- Created: May 22, 2019
- by: Admin
You have uterine fibroids. You’re also pregnant. What should you expect in the months ahead? Many women with fibroids will have a normal pregnancy. The hormonal changes associated with being pregnant often encourage fibroids to grow. Can uterine fibroids affect your pregnancy? Depending on where they are and how big they become, things could get complicated. No need to panic. Just prepare.
Uterine fibroids are benign (non-cancerous) tumors that commonly appear in 30% to 60% of all women over 35. In many cases, fibroids are unlikely to be problematic during pregnancy. But fibroids are estrogen responsive, meaning they tend to grow when estrogen levels rise. During pregnancy, your body will produce more estrogen. Often that causes a fibroid growth spurt. When fibroids located in the wall of your uterus or directly in the uterine cavity begin to grow larger, they can impact how well you carry the baby or how the baby is delivered.
Women with fibroids should be closely monitored by their ob/gyn. Usually, patients require no immediate fibroid treatment.

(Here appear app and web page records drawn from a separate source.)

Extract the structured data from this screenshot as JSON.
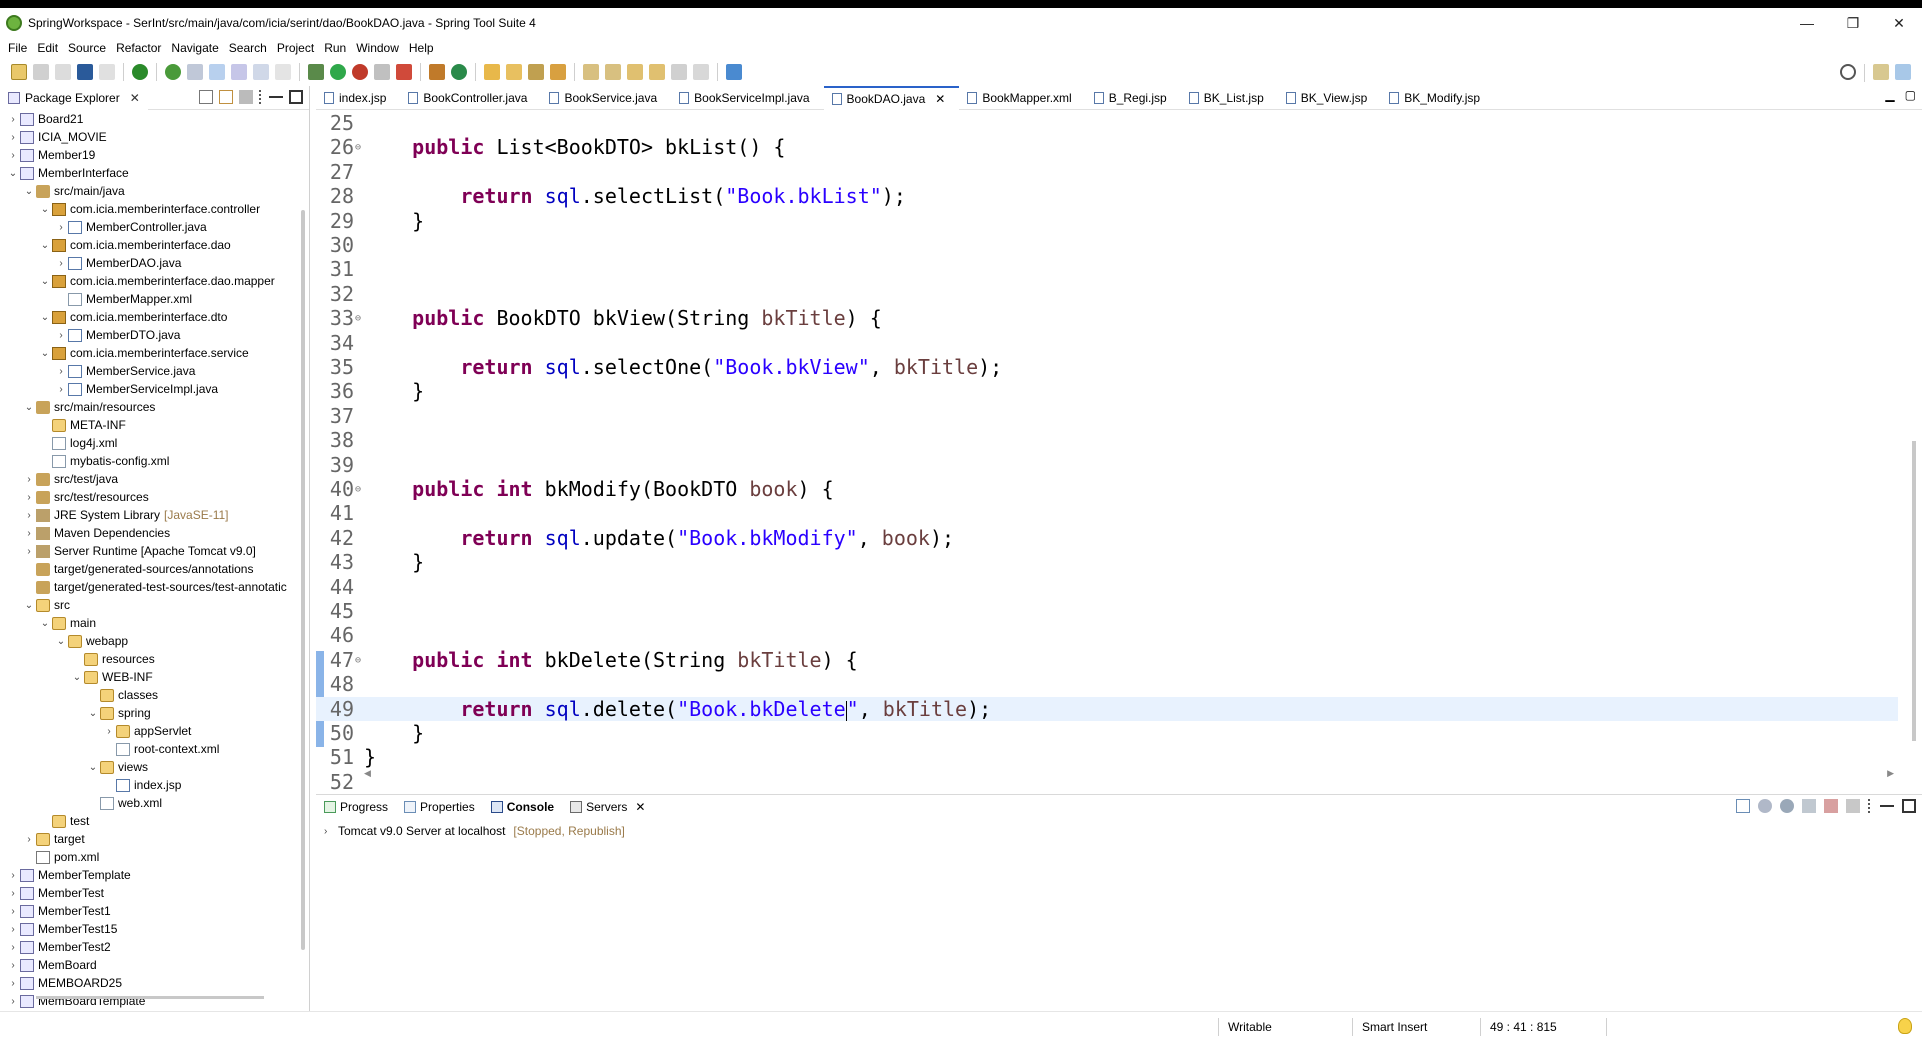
{
  "window": {
    "title": "SpringWorkspace - SerInt/src/main/java/com/icia/serint/dao/BookDAO.java - Spring Tool Suite 4",
    "controls": [
      "—",
      "❐",
      "✕"
    ]
  },
  "menu": [
    "File",
    "Edit",
    "Source",
    "Refactor",
    "Navigate",
    "Search",
    "Project",
    "Run",
    "Window",
    "Help"
  ],
  "package_explorer": {
    "title": "Package Explorer",
    "tree": [
      {
        "label": "Board21",
        "type": "proj",
        "indent": 0,
        "expanded": false
      },
      {
        "label": "ICIA_MOVIE",
        "type": "proj",
        "indent": 0,
        "expanded": false
      },
      {
        "label": "Member19",
        "type": "proj",
        "indent": 0,
        "expanded": false
      },
      {
        "label": "MemberInterface",
        "type": "proj",
        "indent": 0,
        "expanded": true
      },
      {
        "label": "src/main/java",
        "type": "pkgroot",
        "indent": 1,
        "expanded": true
      },
      {
        "label": "com.icia.memberinterface.controller",
        "type": "pkg",
        "indent": 2,
        "expanded": true
      },
      {
        "label": "MemberController.java",
        "type": "java",
        "indent": 3,
        "expanded": false
      },
      {
        "label": "com.icia.memberinterface.dao",
        "type": "pkg",
        "indent": 2,
        "expanded": true
      },
      {
        "label": "MemberDAO.java",
        "type": "java",
        "indent": 3,
        "expanded": false
      },
      {
        "label": "com.icia.memberinterface.dao.mapper",
        "type": "pkg",
        "indent": 2,
        "expanded": true
      },
      {
        "label": "MemberMapper.xml",
        "type": "xml",
        "indent": 3,
        "expanded": null
      },
      {
        "label": "com.icia.memberinterface.dto",
        "type": "pkg",
        "indent": 2,
        "expanded": true
      },
      {
        "label": "MemberDTO.java",
        "type": "java",
        "indent": 3,
        "expanded": false
      },
      {
        "label": "com.icia.memberinterface.service",
        "type": "pkg",
        "indent": 2,
        "expanded": true
      },
      {
        "label": "MemberService.java",
        "type": "java",
        "indent": 3,
        "expanded": false
      },
      {
        "label": "MemberServiceImpl.java",
        "type": "java",
        "indent": 3,
        "expanded": false
      },
      {
        "label": "src/main/resources",
        "type": "pkgroot",
        "indent": 1,
        "expanded": true
      },
      {
        "label": "META-INF",
        "type": "folder",
        "indent": 2,
        "expanded": null
      },
      {
        "label": "log4j.xml",
        "type": "xml",
        "indent": 2,
        "expanded": null
      },
      {
        "label": "mybatis-config.xml",
        "type": "xml",
        "indent": 2,
        "expanded": null
      },
      {
        "label": "src/test/java",
        "type": "pkgroot",
        "indent": 1,
        "expanded": false
      },
      {
        "label": "src/test/resources",
        "type": "pkgroot",
        "indent": 1,
        "expanded": false
      },
      {
        "label": "JRE System Library",
        "suffix": "[JavaSE-11]",
        "type": "lib",
        "indent": 1,
        "expanded": false
      },
      {
        "label": "Maven Dependencies",
        "type": "lib",
        "indent": 1,
        "expanded": false
      },
      {
        "label": "Server Runtime [Apache Tomcat v9.0]",
        "type": "lib",
        "indent": 1,
        "expanded": false
      },
      {
        "label": "target/generated-sources/annotations",
        "type": "pkgroot",
        "indent": 1,
        "expanded": null
      },
      {
        "label": "target/generated-test-sources/test-annotatic",
        "type": "pkgroot",
        "indent": 1,
        "expanded": null
      },
      {
        "label": "src",
        "type": "folder",
        "indent": 1,
        "expanded": true
      },
      {
        "label": "main",
        "type": "folder",
        "indent": 2,
        "expanded": true
      },
      {
        "label": "webapp",
        "type": "folder",
        "indent": 3,
        "expanded": true
      },
      {
        "label": "resources",
        "type": "folder",
        "indent": 4,
        "expanded": null
      },
      {
        "label": "WEB-INF",
        "type": "folder",
        "indent": 4,
        "expanded": true
      },
      {
        "label": "classes",
        "type": "folder",
        "indent": 5,
        "expanded": null
      },
      {
        "label": "spring",
        "type": "folder",
        "indent": 5,
        "expanded": true
      },
      {
        "label": "appServlet",
        "type": "folder",
        "indent": 6,
        "expanded": false
      },
      {
        "label": "root-context.xml",
        "type": "xml",
        "indent": 6,
        "expanded": null
      },
      {
        "label": "views",
        "type": "folder",
        "indent": 5,
        "expanded": true
      },
      {
        "label": "index.jsp",
        "type": "java",
        "indent": 6,
        "expanded": null
      },
      {
        "label": "web.xml",
        "type": "xml",
        "indent": 5,
        "expanded": null
      },
      {
        "label": "test",
        "type": "folder",
        "indent": 2,
        "expanded": null
      },
      {
        "label": "target",
        "type": "folder",
        "indent": 1,
        "expanded": false
      },
      {
        "label": "pom.xml",
        "type": "pom",
        "indent": 1,
        "expanded": null
      },
      {
        "label": "MemberTemplate",
        "type": "proj",
        "indent": 0,
        "expanded": false
      },
      {
        "label": "MemberTest",
        "type": "proj",
        "indent": 0,
        "expanded": false
      },
      {
        "label": "MemberTest1",
        "type": "proj",
        "indent": 0,
        "expanded": false
      },
      {
        "label": "MemberTest15",
        "type": "proj",
        "indent": 0,
        "expanded": false
      },
      {
        "label": "MemberTest2",
        "type": "proj",
        "indent": 0,
        "expanded": false
      },
      {
        "label": "MemBoard",
        "type": "proj",
        "indent": 0,
        "expanded": false
      },
      {
        "label": "MEMBOARD25",
        "type": "proj",
        "indent": 0,
        "expanded": false
      },
      {
        "label": "MemBoardTemplate",
        "type": "proj",
        "indent": 0,
        "expanded": false
      }
    ]
  },
  "editor": {
    "tabs": [
      {
        "label": "index.jsp",
        "active": false
      },
      {
        "label": "BookController.java",
        "active": false
      },
      {
        "label": "BookService.java",
        "active": false
      },
      {
        "label": "BookServiceImpl.java",
        "active": false
      },
      {
        "label": "BookDAO.java",
        "active": true
      },
      {
        "label": "BookMapper.xml",
        "active": false
      },
      {
        "label": "B_Regi.jsp",
        "active": false
      },
      {
        "label": "BK_List.jsp",
        "active": false
      },
      {
        "label": "BK_View.jsp",
        "active": false
      },
      {
        "label": "BK_Modify.jsp",
        "active": false
      }
    ],
    "lines": [
      {
        "n": "25",
        "fold": "",
        "tokens": []
      },
      {
        "n": "26",
        "fold": "⊖",
        "tokens": [
          [
            "    ",
            ""
          ],
          [
            "public",
            "kw"
          ],
          [
            " List<BookDTO> bkList() {",
            ""
          ]
        ]
      },
      {
        "n": "27",
        "fold": "",
        "tokens": []
      },
      {
        "n": "28",
        "fold": "",
        "tokens": [
          [
            "        ",
            ""
          ],
          [
            "return",
            "kw"
          ],
          [
            " ",
            ""
          ],
          [
            "sql",
            "fld"
          ],
          [
            ".selectList(",
            ""
          ],
          [
            "\"Book.bkList\"",
            "str"
          ],
          [
            ");",
            ""
          ]
        ]
      },
      {
        "n": "29",
        "fold": "",
        "tokens": [
          [
            "    }",
            ""
          ]
        ]
      },
      {
        "n": "30",
        "fold": "",
        "tokens": []
      },
      {
        "n": "31",
        "fold": "",
        "tokens": []
      },
      {
        "n": "32",
        "fold": "",
        "tokens": []
      },
      {
        "n": "33",
        "fold": "⊖",
        "tokens": [
          [
            "    ",
            ""
          ],
          [
            "public",
            "kw"
          ],
          [
            " BookDTO bkView(String ",
            ""
          ],
          [
            "bkTitle",
            "par"
          ],
          [
            ") {",
            ""
          ]
        ]
      },
      {
        "n": "34",
        "fold": "",
        "tokens": []
      },
      {
        "n": "35",
        "fold": "",
        "tokens": [
          [
            "        ",
            ""
          ],
          [
            "return",
            "kw"
          ],
          [
            " ",
            ""
          ],
          [
            "sql",
            "fld"
          ],
          [
            ".selectOne(",
            ""
          ],
          [
            "\"Book.bkView\"",
            "str"
          ],
          [
            ", ",
            ""
          ],
          [
            "bkTitle",
            "par"
          ],
          [
            ");",
            ""
          ]
        ]
      },
      {
        "n": "36",
        "fold": "",
        "tokens": [
          [
            "    }",
            ""
          ]
        ]
      },
      {
        "n": "37",
        "fold": "",
        "tokens": []
      },
      {
        "n": "38",
        "fold": "",
        "tokens": []
      },
      {
        "n": "39",
        "fold": "",
        "tokens": []
      },
      {
        "n": "40",
        "fold": "⊖",
        "tokens": [
          [
            "    ",
            ""
          ],
          [
            "public",
            "kw"
          ],
          [
            " ",
            ""
          ],
          [
            "int",
            "kw"
          ],
          [
            " bkModify(BookDTO ",
            ""
          ],
          [
            "book",
            "par"
          ],
          [
            ") {",
            ""
          ]
        ]
      },
      {
        "n": "41",
        "fold": "",
        "tokens": []
      },
      {
        "n": "42",
        "fold": "",
        "tokens": [
          [
            "        ",
            ""
          ],
          [
            "return",
            "kw"
          ],
          [
            " ",
            ""
          ],
          [
            "sql",
            "fld"
          ],
          [
            ".update(",
            ""
          ],
          [
            "\"Book.bkModify\"",
            "str"
          ],
          [
            ", ",
            ""
          ],
          [
            "book",
            "par"
          ],
          [
            ");",
            ""
          ]
        ]
      },
      {
        "n": "43",
        "fold": "",
        "tokens": [
          [
            "    }",
            ""
          ]
        ]
      },
      {
        "n": "44",
        "fold": "",
        "tokens": []
      },
      {
        "n": "45",
        "fold": "",
        "tokens": []
      },
      {
        "n": "46",
        "fold": "",
        "tokens": []
      },
      {
        "n": "47",
        "fold": "⊖",
        "tokens": [
          [
            "    ",
            ""
          ],
          [
            "public",
            "kw"
          ],
          [
            " ",
            ""
          ],
          [
            "int",
            "kw"
          ],
          [
            " bkDelete(String ",
            ""
          ],
          [
            "bkTitle",
            "par"
          ],
          [
            ") {",
            ""
          ]
        ]
      },
      {
        "n": "48",
        "fold": "",
        "tokens": []
      },
      {
        "n": "49",
        "fold": "",
        "current": true,
        "tokens": [
          [
            "        ",
            ""
          ],
          [
            "return",
            "kw"
          ],
          [
            " ",
            ""
          ],
          [
            "sql",
            "fld"
          ],
          [
            ".delete(",
            ""
          ],
          [
            "\"Book.bkDelete",
            "str"
          ],
          [
            "|caret|",
            "caret"
          ],
          [
            "\"",
            "str"
          ],
          [
            ", ",
            ""
          ],
          [
            "bkTitle",
            "par"
          ],
          [
            ");",
            ""
          ]
        ]
      },
      {
        "n": "50",
        "fold": "",
        "tokens": [
          [
            "    }",
            ""
          ]
        ]
      },
      {
        "n": "51",
        "fold": "",
        "tokens": [
          [
            "}",
            ""
          ]
        ]
      },
      {
        "n": "52",
        "fold": "",
        "tokens": []
      }
    ]
  },
  "bottom_panel": {
    "tabs": [
      {
        "label": "Progress",
        "active": false
      },
      {
        "label": "Properties",
        "active": false
      },
      {
        "label": "Console",
        "active": true
      },
      {
        "label": "Servers",
        "active": false,
        "closable": true
      }
    ],
    "server": {
      "name": "Tomcat v9.0 Server at localhost",
      "status": "[Stopped, Republish]"
    }
  },
  "status_bar": {
    "mode": "Writable",
    "insert": "Smart Insert",
    "position": "49 : 41 : 815"
  },
  "colors": {
    "keyword": "#7f0055",
    "string": "#2a00ff",
    "field": "#0000c0",
    "param": "#6a3e3e",
    "current_line": "#e8f2fe"
  }
}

But your doctor should be aware of the condition and prepare for any potential issues. The primary concerns with fibroid growth can change over different stages of a pregnancy. Here’s what to know.

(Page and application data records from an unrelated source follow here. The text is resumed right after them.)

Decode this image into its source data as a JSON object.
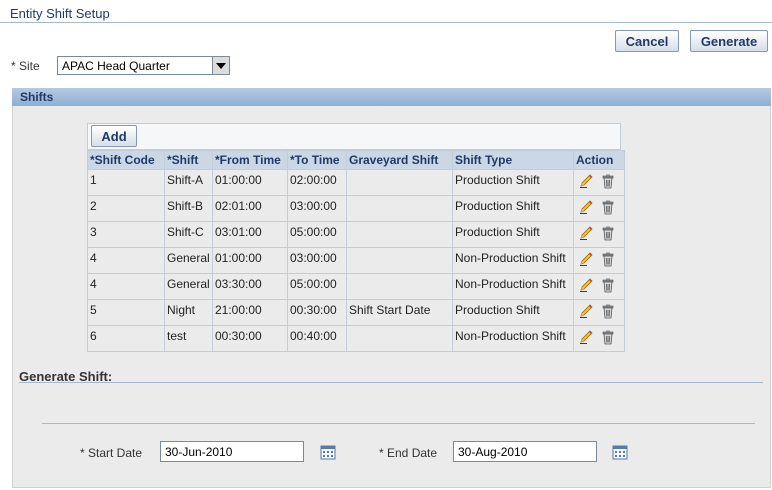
{
  "page": {
    "title": "Entity Shift Setup"
  },
  "toolbar": {
    "cancel_label": "Cancel",
    "generate_label": "Generate"
  },
  "site": {
    "label": "* Site",
    "value": "APAC Head Quarter"
  },
  "shifts_section": {
    "title": "Shifts",
    "add_label": "Add"
  },
  "table": {
    "headers": [
      "*Shift Code",
      "*Shift",
      "*From Time",
      "*To Time",
      "Graveyard Shift",
      "Shift Type",
      "Action"
    ],
    "rows": [
      [
        "1",
        "Shift-A",
        "01:00:00",
        "02:00:00",
        "",
        "Production Shift"
      ],
      [
        "2",
        "Shift-B",
        "02:01:00",
        "03:00:00",
        "",
        "Production Shift"
      ],
      [
        "3",
        "Shift-C",
        "03:01:00",
        "05:00:00",
        "",
        "Production Shift"
      ],
      [
        "4",
        "General",
        "01:00:00",
        "03:00:00",
        "",
        "Non-Production Shift"
      ],
      [
        "4",
        "General",
        "03:30:00",
        "05:00:00",
        "",
        "Non-Production Shift"
      ],
      [
        "5",
        "Night",
        "21:00:00",
        "00:30:00",
        "Shift Start Date",
        "Production Shift"
      ],
      [
        "6",
        "test",
        "00:30:00",
        "00:40:00",
        "",
        "Non-Production Shift"
      ]
    ]
  },
  "generate": {
    "title": "Generate Shift:",
    "start_label": "* Start Date",
    "start_value": "30-Jun-2010",
    "end_label": "* End Date",
    "end_value": "30-Aug-2010"
  },
  "icons": {
    "edit": "pencil-icon",
    "delete": "trash-icon",
    "calendar": "calendar-icon"
  }
}
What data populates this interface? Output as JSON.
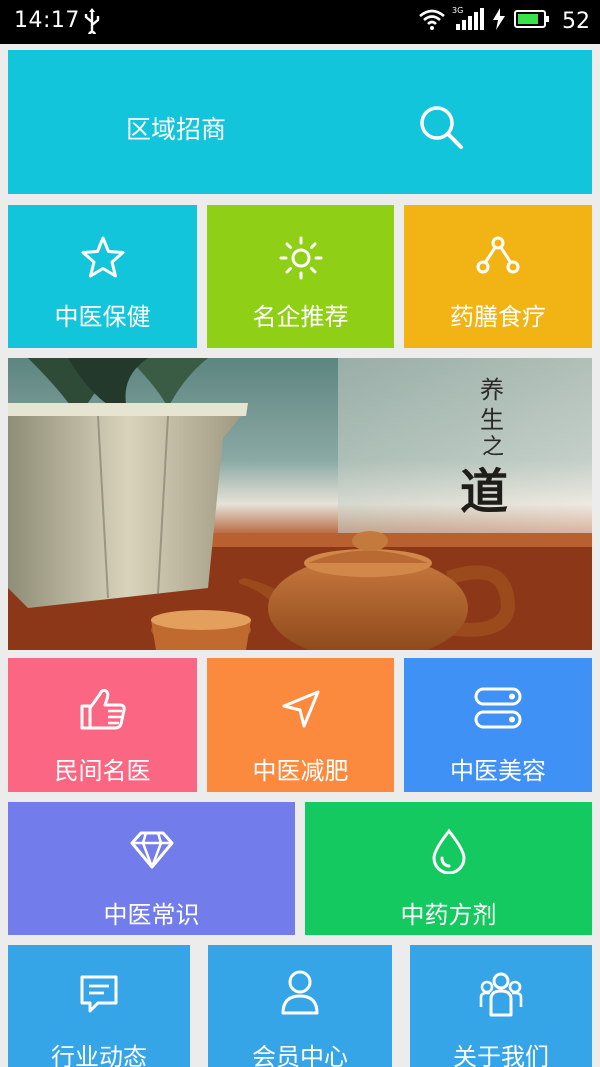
{
  "status_bar": {
    "time": "14:17",
    "network": "3G",
    "battery": "52"
  },
  "search": {
    "label": "区域招商"
  },
  "row1": [
    {
      "label": "中医保健",
      "icon": "star-icon",
      "color": "#12c5da"
    },
    {
      "label": "名企推荐",
      "icon": "sun-icon",
      "color": "#8fcf16"
    },
    {
      "label": "药膳食疗",
      "icon": "nodes-icon",
      "color": "#f2b415"
    }
  ],
  "banner": {
    "calligraphy": "养生之道"
  },
  "row2": [
    {
      "label": "民间名医",
      "icon": "thumbs-up-icon",
      "color": "#fb6782"
    },
    {
      "label": "中医减肥",
      "icon": "navigation-arrow-icon",
      "color": "#fb8a3e"
    },
    {
      "label": "中医美容",
      "icon": "toggle-list-icon",
      "color": "#3f91f5"
    }
  ],
  "row3": [
    {
      "label": "中医常识",
      "icon": "diamond-icon",
      "color": "#727cea"
    },
    {
      "label": "中药方剂",
      "icon": "water-drop-icon",
      "color": "#14c960"
    }
  ],
  "row4": [
    {
      "label": "行业动态",
      "icon": "message-icon",
      "color": "#35a5e8"
    },
    {
      "label": "会员中心",
      "icon": "user-icon",
      "color": "#35a5e8"
    },
    {
      "label": "关于我们",
      "icon": "group-icon",
      "color": "#35a5e8"
    }
  ]
}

About one-third of all uterine fibroids grow in size during the first three months of pregnancy. Estrogen surges are highest at this point, so fibroids are likely to expand. The most common fibroid-related issues in the first three months of pregnancy are pain, bleeding and the possibility of miscarriage.
Pain is generally related to the location of the fibroid. Especially if grows to a size where it begins pressing on other internal organs.
Bleeding during early pregnancy can happen when the placenta implants near a fibroid.
Miscarriage is a risk in any pregnancy. If you have fibroids, the chance is about 14%.
Second and Third Trimester
In mid to late pregnancy, fibroid-related concerns change as the baby gets closer to delivery. Fibroids may trigger unusual pain, impact fetal health, cause pre-term birth or birthing complications. Women with fibroids are also 6 times more likely to need a C-section delivery.
Pain experienced early in the pregnancy can elevate, especially if fibroids are large. In addition to putting pressure on internal organs, fibroids can sometimes twist and compress, causing extreme discomfort.
Placental abruption is a medical term for the placenta tearing away from the wall of the uterus before the baby is delivered. While this can also happen in women without fibroids, the condition occurs more often when fibroids are present. It’s serious because the placenta provides oxygen to the baby. Also because it can result in severe blood loss to the mother.
Pre-term delivery is more common among women with fibroids than those without. The normal pregnancy period is 37 weeks. Fibroids may cause you to go into labor earlier.
Cesarean/C-section delivery is 6 times more likely if you have fibroids. They can impair the uterus’ ability to contract normally during delivery, block the birth canal, slow or inhibit labor. The potential for complications during delivery makes a c-section delivery safer for you and the baby.
Ok. You made it through this information. It wasn’t easy. But it really does help to know. Remember, most women with fibroids will have a normally uncomfortable, normally challenging pregnancy. For the few that won’t, awareness is everything.
Want to know more about fibroids and fertility?
Not yet pregnant? Learn more about non-surgical fibroid treatment.can fibroids affect your pregnancy fibroid pregnancy risks pregnant with fibroids uterine fibroids and fertility